We must find how and where they began. They come especially from the early formative years of childhood. There we were subjected to influences, ideas, and experiences that helped to shape our expectations and attitudes to life. Many of these influences, ideas, and experiences were good—and this point must not be overlooked—but by the same token, many were bad. These negative things sometimes stay inside us and can become dictating forces in our lives. We need the help of the Holy Spirit to track down some of these hidden agendas, and we then need to deal with them in a mature and adult manner.
How do we do this? Look once again at the verse before us today: “When I became a man, I put aside childish things.” The Greek word for “put away” is katargeo. It is an extremely strong word, meaning “to put away, to break a hold, finish it off, have done with, render inoperative.”
Childhood agendas don’t just fall away like the leaves fall off the trees in the autumn; we have to “put them away”—we have to katargeo them—and be finished with childish things. If the Holy Spirit has identified any hidden agendas in your life, then bring them to Him now and lay them at His feet. Decide to have done with them. Get out of the passenger seat and into the driving seat. Remember—with God, all things are possible.
O Father, give me the victory over all the enemies that may be within me. Katargeo them—render them inoperative—once and for all. In Jesus’ name.

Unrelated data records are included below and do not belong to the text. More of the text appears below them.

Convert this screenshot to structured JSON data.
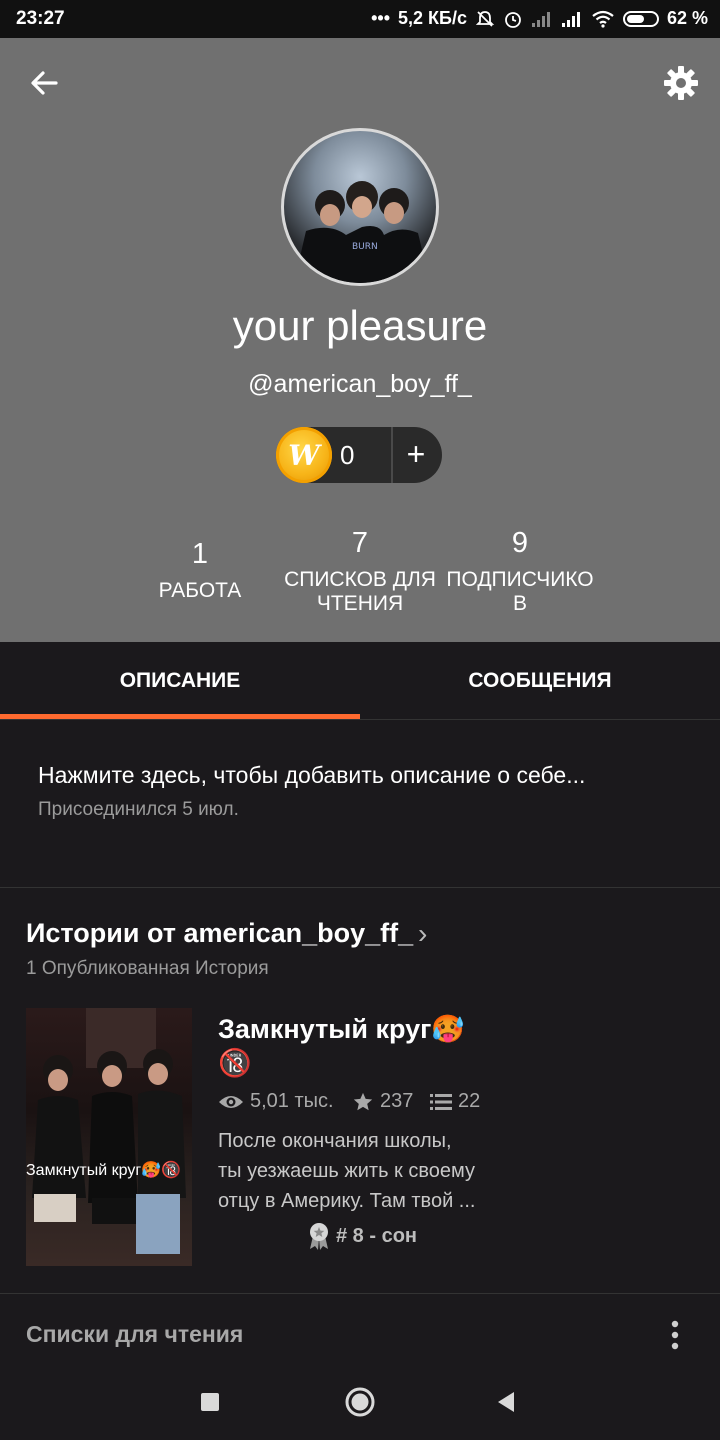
{
  "status_bar": {
    "time": "23:27",
    "network_speed": "5,2 КБ/с",
    "battery": "62 %",
    "battery_level": 0.62,
    "icons": [
      "dots-icon",
      "mute-icon",
      "alarm-icon",
      "signal-icon",
      "signal-icon",
      "wifi-icon",
      "battery-icon"
    ]
  },
  "header": {
    "back_icon": "arrow-left-icon",
    "settings_icon": "gear-icon",
    "display_name": "your pleasure",
    "username": "@american_boy_ff_",
    "coins": {
      "icon_letter": "W",
      "count": "0",
      "add_label": "+"
    },
    "stats": [
      {
        "value": "1",
        "label": "РАБОТА"
      },
      {
        "value": "7",
        "label_line1": "СПИСКОВ ДЛЯ",
        "label_line2": "ЧТЕНИЯ"
      },
      {
        "value": "9",
        "label_line1": "ПОДПИСЧИКО",
        "label_line2": "В"
      }
    ],
    "colors": {
      "background": "#707070",
      "accent": "#ff6a2f"
    }
  },
  "tabs": [
    {
      "label": "ОПИСАНИЕ",
      "active": true
    },
    {
      "label": "СООБЩЕНИЯ",
      "active": false
    }
  ],
  "description": {
    "prompt": "Нажмите здесь, чтобы добавить описание о себе...",
    "joined": "Присоединился 5 июл."
  },
  "stories": {
    "title": "Истории от american_boy_ff_",
    "count_label": "1 Опубликованная История",
    "items": [
      {
        "cover_text": "Замкнутый круг🥵🔞",
        "title_line1": "Замкнутый круг🥵",
        "title_line2": "🔞",
        "reads": "5,01 тыс.",
        "votes": "237",
        "parts": "22",
        "summary_lines": [
          "После окончания школы,",
          "ты уезжаешь жить к своему",
          "отцу в Америку. Там твой ..."
        ],
        "rank": "# 8 - сон"
      }
    ]
  },
  "reading_lists": {
    "title": "Списки для чтения",
    "more_icon": "more-vertical-icon"
  },
  "nav": {
    "icons": [
      "square-icon",
      "circle-icon",
      "triangle-back-icon"
    ]
  }
}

Amen.
When Jesus came to the place, He looked up and said to him, “Zacchaeus, hurry and come down, because today I must stay at your house.”—Luke 19:5
In our large world it’s easy to feel that we are nothing more than an insignificant speck in the midst of a multitude. Our world tends to depersonalize us, seeking to make us like everyone else, but God loves us in specific ways that are particular to us.

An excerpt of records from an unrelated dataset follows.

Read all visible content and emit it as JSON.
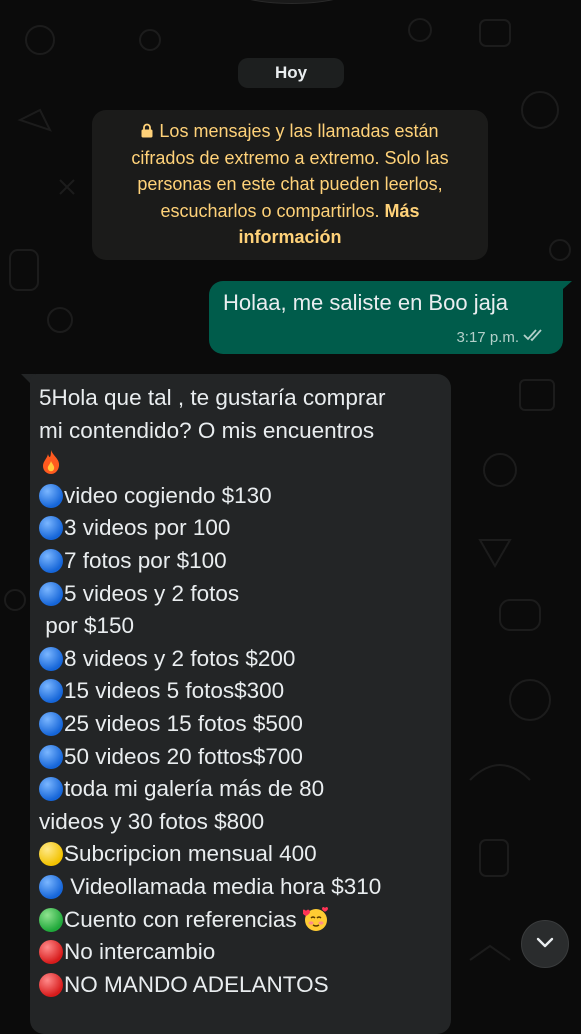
{
  "chat": {
    "date_label": "Hoy",
    "encryption_notice": {
      "line1": "Los mensajes y las llamadas están",
      "line2": "cifrados de extremo a extremo. Solo las",
      "line3": "personas en este chat pueden leerlos,",
      "line4": "escucharlos o compartirlos.",
      "link1": "Más",
      "link2": "información"
    },
    "outgoing": {
      "text": "Holaa, me saliste en Boo jaja",
      "time": "3:17 p.m.",
      "status_icon": "double-check-icon"
    },
    "incoming": {
      "lines": [
        {
          "dot": "",
          "text": "5Hola que tal , te gustaría comprar"
        },
        {
          "dot": "",
          "text": "mi contendido? O mis encuentros"
        },
        {
          "dot": "",
          "text": "",
          "emoji": "fire-emoji"
        },
        {
          "dot": "blue",
          "text": "video cogiendo $130"
        },
        {
          "dot": "blue",
          "text": "3 videos por 100"
        },
        {
          "dot": "blue",
          "text": "7 fotos por $100"
        },
        {
          "dot": "blue",
          "text": "5 videos y 2 fotos"
        },
        {
          "dot": "",
          "text": " por $150"
        },
        {
          "dot": "blue",
          "text": "8 videos y 2 fotos $200"
        },
        {
          "dot": "blue",
          "text": "15 videos 5 fotos$300"
        },
        {
          "dot": "blue",
          "text": "25 videos 15 fotos $500"
        },
        {
          "dot": "blue",
          "text": "50 videos 20 fottos$700"
        },
        {
          "dot": "blue",
          "text": "toda mi galería más de 80"
        },
        {
          "dot": "",
          "text": "videos y 30 fotos $800"
        },
        {
          "dot": "yellow",
          "text": "Subcripcion mensual 400"
        },
        {
          "dot": "blue",
          "text": " Videollamada media hora $310"
        },
        {
          "dot": "green",
          "text": "Cuento con referencias ",
          "emoji": "smiling-hearts-emoji"
        },
        {
          "dot": "red",
          "text": "No intercambio"
        },
        {
          "dot": "red",
          "text": "NO MANDO ADELANTOS"
        }
      ]
    },
    "scroll_button_icon": "chevron-down-icon"
  },
  "colors": {
    "background": "#0b0b0b",
    "outgoing_bubble": "#005c4b",
    "incoming_bubble": "#232526",
    "notice_text": "#ffd279"
  }
}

Jesus was on His way to Jerusalem to fulfill His assignment on the cross. The multitudes thronged around Him in such numbers that the diminutive Zacchaeus could not see Jesus unless he climbed a tree. Zacchaeus would have been satisfied simply to catch a glimpse of the great Teacher. But Jesus stopped, turned, and looked directly at him! In that moment, Zacchaeus was oblivious to the crowd around him. Thus began a special time with Jesus that radically changed his life.
Jesus will relate to you in ways that are unique to you. He knows your past; He knows what you will face in the future. Because He knows everything about you, His word to you will perfectly fit the circumstances of your life. You may be in a group of Christians who are listening to God’s Word, and you may hear things from Him that no one else hears. Don’t become frustrated with others if they are not as excited about a truth from God as you are. Don’t be impatient with them if they are not implementing God’s word in their lives exactly as you are. God will personalize His word to you. He will relate to each of your friends in a way that specifically meets their needs as well.